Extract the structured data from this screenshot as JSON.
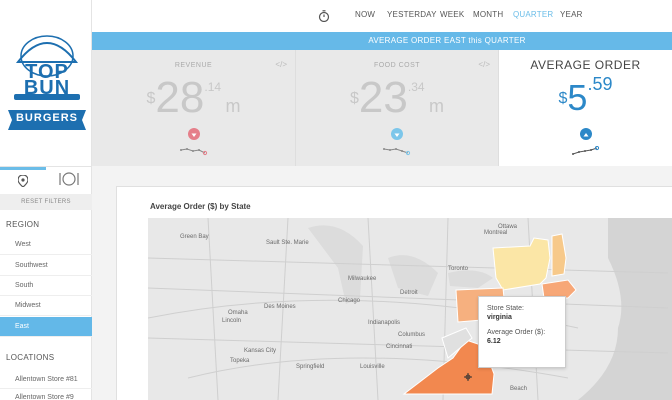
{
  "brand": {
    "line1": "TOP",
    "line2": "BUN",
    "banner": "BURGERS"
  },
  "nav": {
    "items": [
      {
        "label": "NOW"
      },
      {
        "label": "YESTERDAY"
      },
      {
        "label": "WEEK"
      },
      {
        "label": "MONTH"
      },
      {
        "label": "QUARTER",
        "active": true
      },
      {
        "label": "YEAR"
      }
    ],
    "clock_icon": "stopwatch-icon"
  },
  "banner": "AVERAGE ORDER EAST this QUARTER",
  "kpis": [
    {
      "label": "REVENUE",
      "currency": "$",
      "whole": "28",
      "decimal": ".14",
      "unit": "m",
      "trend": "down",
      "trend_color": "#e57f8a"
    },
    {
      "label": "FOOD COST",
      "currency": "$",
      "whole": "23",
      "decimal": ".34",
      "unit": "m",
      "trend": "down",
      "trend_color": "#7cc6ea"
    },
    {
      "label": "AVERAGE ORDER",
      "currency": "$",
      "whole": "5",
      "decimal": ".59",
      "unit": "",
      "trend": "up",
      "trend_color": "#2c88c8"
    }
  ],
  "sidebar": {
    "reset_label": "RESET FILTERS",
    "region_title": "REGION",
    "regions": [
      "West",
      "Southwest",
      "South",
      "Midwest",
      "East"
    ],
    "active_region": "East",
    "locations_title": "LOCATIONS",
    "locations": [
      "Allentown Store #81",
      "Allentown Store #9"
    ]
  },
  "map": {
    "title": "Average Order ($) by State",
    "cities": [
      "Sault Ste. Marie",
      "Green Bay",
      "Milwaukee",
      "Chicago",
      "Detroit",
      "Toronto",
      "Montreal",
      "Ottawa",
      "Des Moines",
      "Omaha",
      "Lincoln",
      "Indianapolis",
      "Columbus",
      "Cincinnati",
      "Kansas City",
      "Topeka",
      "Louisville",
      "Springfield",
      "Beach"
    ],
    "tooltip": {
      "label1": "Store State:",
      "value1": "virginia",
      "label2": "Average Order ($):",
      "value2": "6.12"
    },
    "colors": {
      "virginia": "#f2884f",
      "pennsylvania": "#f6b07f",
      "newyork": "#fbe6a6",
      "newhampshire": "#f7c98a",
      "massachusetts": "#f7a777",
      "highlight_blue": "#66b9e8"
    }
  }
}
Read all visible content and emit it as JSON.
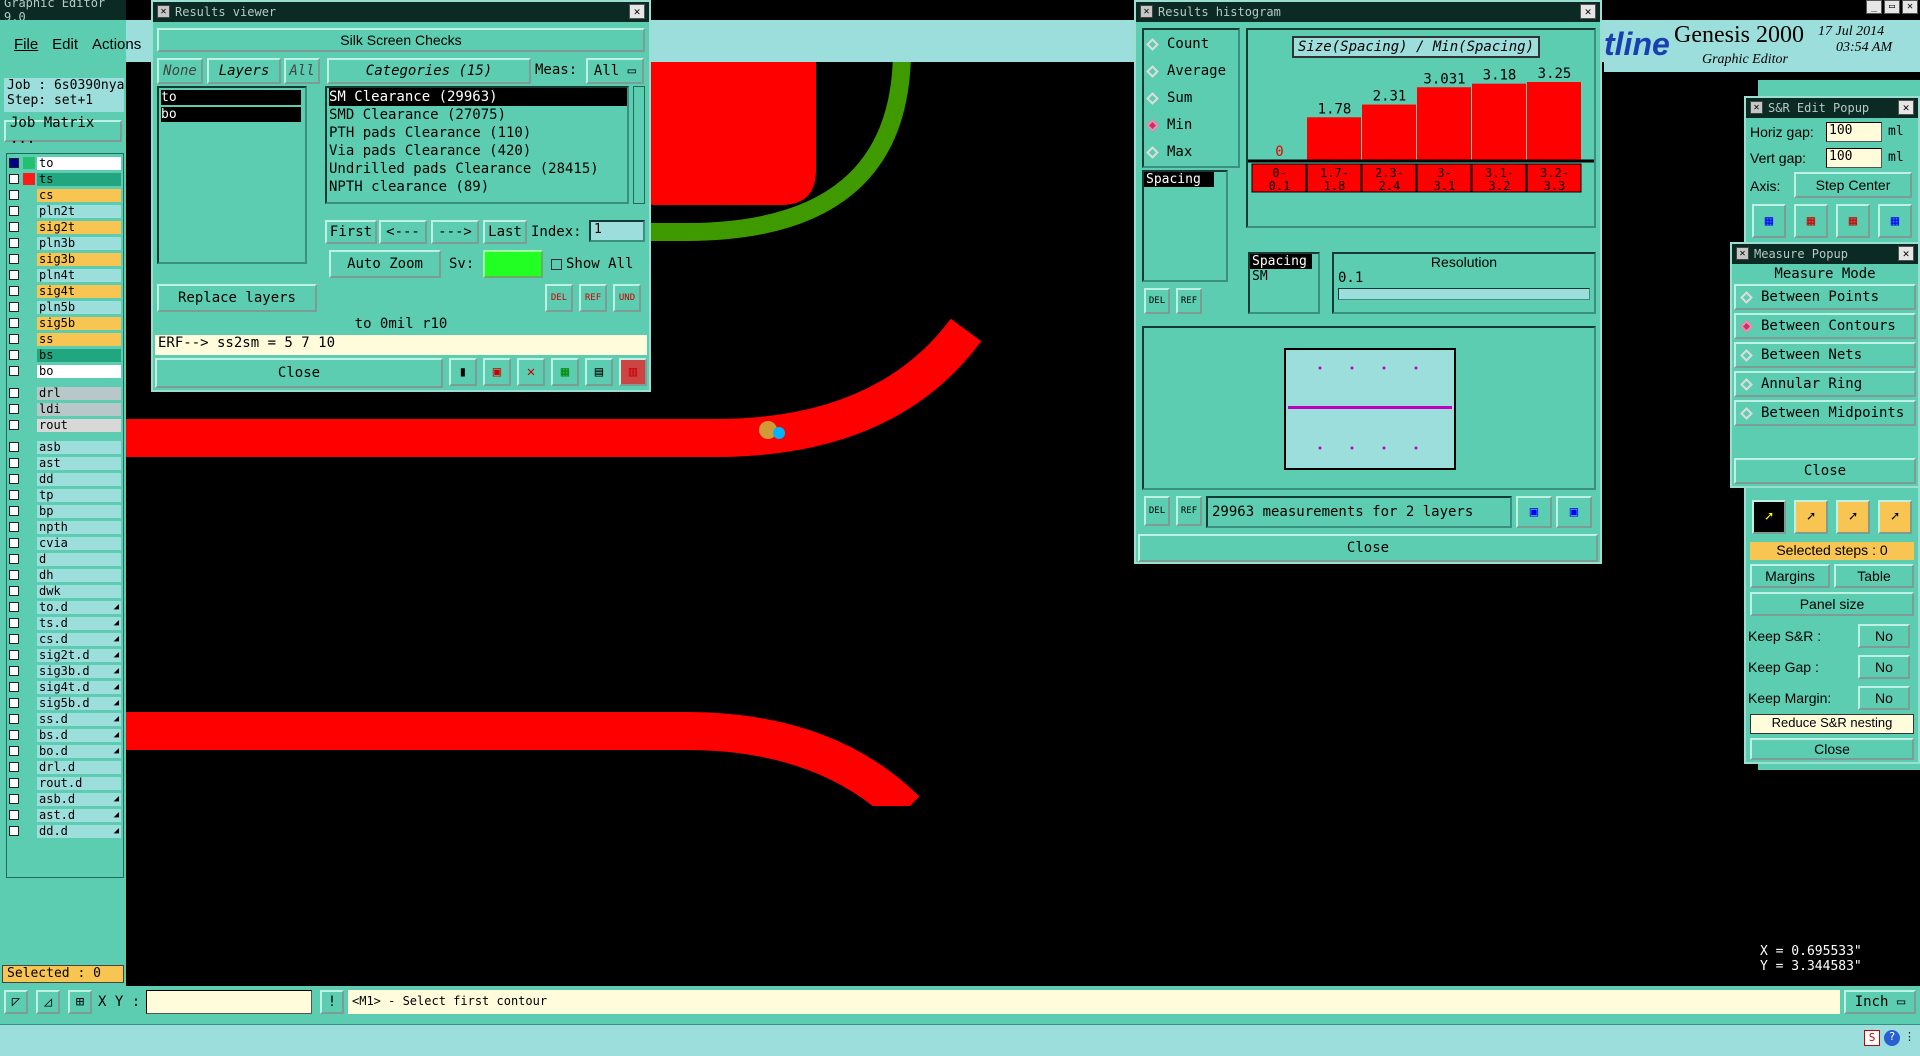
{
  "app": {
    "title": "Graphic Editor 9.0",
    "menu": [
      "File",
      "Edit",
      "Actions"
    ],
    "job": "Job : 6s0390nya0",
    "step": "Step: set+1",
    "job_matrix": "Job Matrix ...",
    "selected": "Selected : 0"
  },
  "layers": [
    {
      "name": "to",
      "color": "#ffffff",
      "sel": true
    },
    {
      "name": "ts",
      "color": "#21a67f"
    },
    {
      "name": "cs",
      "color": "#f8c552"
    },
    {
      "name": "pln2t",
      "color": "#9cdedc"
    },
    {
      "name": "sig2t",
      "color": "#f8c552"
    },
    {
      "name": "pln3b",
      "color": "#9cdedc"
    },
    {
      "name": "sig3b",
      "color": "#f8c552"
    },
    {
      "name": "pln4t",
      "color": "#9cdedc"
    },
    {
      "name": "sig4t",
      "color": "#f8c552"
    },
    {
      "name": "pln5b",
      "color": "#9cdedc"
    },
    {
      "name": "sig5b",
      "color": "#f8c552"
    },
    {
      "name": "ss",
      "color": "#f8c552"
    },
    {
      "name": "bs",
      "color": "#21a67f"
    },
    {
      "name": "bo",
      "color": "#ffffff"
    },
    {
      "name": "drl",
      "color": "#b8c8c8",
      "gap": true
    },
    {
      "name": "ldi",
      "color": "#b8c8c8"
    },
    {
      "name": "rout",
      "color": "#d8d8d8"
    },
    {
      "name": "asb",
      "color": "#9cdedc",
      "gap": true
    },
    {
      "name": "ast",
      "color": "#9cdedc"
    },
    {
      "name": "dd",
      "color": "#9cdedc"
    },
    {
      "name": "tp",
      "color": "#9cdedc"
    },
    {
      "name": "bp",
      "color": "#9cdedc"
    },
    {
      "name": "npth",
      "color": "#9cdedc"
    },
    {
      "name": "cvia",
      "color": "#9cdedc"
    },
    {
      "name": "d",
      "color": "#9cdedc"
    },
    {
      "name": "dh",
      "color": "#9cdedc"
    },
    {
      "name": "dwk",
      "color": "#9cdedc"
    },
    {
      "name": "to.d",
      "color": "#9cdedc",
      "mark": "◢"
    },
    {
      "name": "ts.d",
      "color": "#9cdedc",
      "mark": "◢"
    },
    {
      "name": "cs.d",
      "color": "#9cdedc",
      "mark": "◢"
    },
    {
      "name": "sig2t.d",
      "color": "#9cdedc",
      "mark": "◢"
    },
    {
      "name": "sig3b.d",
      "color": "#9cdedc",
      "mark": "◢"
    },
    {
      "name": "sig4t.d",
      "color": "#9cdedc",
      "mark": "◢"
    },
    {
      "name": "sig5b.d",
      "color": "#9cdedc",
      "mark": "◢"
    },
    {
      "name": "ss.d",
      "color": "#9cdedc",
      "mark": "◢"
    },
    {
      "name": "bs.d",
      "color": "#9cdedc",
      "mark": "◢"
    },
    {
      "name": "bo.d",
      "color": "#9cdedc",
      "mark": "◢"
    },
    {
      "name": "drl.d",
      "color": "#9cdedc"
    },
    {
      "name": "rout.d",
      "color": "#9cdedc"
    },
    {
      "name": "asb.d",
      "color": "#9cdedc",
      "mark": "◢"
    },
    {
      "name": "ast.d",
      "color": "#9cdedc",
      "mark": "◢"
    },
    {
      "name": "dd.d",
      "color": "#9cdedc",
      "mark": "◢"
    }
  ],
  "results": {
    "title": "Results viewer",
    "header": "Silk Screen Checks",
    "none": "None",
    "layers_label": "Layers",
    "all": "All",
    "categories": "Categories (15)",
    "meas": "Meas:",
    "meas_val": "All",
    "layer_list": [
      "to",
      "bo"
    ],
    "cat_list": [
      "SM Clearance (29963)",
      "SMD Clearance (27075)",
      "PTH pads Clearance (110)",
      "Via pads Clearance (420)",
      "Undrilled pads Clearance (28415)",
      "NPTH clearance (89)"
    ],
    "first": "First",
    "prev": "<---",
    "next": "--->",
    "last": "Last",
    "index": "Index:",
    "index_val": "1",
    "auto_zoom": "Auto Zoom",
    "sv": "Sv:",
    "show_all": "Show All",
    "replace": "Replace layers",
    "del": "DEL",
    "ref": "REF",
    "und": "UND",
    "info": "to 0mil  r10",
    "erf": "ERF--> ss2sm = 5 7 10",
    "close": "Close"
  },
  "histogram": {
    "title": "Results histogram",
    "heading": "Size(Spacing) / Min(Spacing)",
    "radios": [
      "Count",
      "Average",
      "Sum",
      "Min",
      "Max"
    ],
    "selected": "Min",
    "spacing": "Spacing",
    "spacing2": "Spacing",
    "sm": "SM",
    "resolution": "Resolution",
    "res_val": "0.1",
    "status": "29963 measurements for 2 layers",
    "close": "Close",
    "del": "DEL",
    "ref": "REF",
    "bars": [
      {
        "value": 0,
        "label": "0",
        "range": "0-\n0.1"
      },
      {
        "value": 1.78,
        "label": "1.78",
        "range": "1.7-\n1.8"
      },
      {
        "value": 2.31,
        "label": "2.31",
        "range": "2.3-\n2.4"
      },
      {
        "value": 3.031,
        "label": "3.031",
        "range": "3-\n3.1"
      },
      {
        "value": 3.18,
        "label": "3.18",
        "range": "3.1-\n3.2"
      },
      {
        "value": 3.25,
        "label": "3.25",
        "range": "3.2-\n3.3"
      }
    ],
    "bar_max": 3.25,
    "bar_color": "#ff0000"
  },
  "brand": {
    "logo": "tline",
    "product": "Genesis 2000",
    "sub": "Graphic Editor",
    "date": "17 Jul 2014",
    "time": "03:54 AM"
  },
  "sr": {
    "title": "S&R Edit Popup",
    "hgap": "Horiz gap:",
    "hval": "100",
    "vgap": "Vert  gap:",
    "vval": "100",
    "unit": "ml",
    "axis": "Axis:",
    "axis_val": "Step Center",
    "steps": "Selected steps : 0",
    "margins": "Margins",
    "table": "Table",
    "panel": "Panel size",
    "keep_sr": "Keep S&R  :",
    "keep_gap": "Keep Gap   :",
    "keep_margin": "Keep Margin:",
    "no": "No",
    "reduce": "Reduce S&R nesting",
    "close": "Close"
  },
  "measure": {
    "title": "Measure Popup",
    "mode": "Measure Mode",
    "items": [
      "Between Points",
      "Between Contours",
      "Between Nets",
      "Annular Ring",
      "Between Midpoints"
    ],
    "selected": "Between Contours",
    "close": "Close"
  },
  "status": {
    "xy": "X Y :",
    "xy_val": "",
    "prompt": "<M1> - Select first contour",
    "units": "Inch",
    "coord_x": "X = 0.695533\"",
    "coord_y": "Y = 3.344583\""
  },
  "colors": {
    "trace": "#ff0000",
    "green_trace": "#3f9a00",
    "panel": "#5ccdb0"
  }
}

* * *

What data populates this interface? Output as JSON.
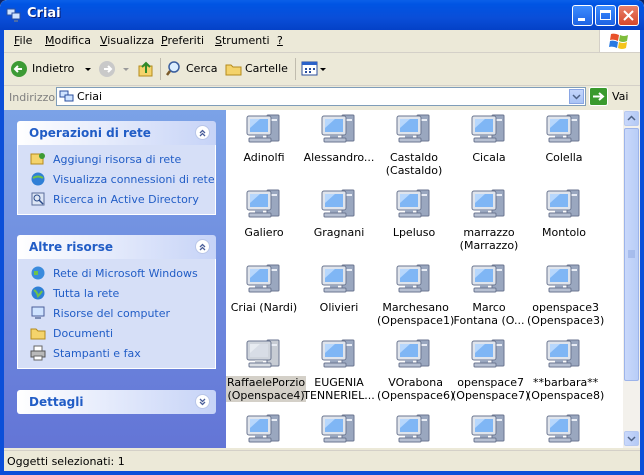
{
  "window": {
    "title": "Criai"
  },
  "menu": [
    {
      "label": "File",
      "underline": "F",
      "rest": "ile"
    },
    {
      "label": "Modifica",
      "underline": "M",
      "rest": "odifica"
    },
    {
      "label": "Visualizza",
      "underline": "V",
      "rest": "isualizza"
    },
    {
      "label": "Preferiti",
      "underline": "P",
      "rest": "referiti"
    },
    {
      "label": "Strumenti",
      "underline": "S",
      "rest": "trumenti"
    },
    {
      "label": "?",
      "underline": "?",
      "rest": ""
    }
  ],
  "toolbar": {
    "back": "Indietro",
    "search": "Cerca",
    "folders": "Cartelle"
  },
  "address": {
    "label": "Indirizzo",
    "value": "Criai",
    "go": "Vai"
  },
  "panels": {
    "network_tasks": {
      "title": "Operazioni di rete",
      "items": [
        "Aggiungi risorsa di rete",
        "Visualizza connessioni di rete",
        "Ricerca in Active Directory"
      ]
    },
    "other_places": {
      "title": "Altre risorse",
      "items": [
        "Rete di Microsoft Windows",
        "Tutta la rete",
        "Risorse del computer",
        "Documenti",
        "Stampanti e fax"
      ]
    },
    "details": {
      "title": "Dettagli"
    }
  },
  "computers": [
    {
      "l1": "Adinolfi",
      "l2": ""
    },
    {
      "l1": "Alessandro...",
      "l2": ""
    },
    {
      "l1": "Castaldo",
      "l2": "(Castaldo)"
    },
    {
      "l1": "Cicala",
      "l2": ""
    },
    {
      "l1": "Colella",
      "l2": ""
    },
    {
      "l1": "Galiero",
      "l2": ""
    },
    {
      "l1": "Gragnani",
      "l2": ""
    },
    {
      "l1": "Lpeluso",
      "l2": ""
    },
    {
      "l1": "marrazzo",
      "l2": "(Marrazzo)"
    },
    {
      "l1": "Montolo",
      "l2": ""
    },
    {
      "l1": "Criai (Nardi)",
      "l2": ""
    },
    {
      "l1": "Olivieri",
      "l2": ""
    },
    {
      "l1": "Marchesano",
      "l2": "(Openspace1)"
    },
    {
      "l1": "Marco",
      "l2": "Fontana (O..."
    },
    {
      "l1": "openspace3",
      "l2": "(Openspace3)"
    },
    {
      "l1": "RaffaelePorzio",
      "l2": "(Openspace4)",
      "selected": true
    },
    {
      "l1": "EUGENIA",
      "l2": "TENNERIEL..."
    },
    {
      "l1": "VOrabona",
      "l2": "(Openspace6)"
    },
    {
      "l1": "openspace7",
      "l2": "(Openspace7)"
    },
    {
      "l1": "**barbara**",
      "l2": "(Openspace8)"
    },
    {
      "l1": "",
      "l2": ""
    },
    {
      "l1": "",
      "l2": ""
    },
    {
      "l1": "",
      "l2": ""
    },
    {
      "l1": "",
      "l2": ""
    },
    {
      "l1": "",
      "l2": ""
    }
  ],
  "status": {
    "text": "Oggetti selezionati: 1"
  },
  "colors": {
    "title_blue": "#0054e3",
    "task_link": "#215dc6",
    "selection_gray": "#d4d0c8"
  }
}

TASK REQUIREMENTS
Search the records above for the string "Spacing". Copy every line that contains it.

RESPONSE FOR THIS EXERCISE
    "heading": "Size(Spacing) / Min(Spacing)",
    "spacing": "Spacing",
    "spacing2": "Spacing",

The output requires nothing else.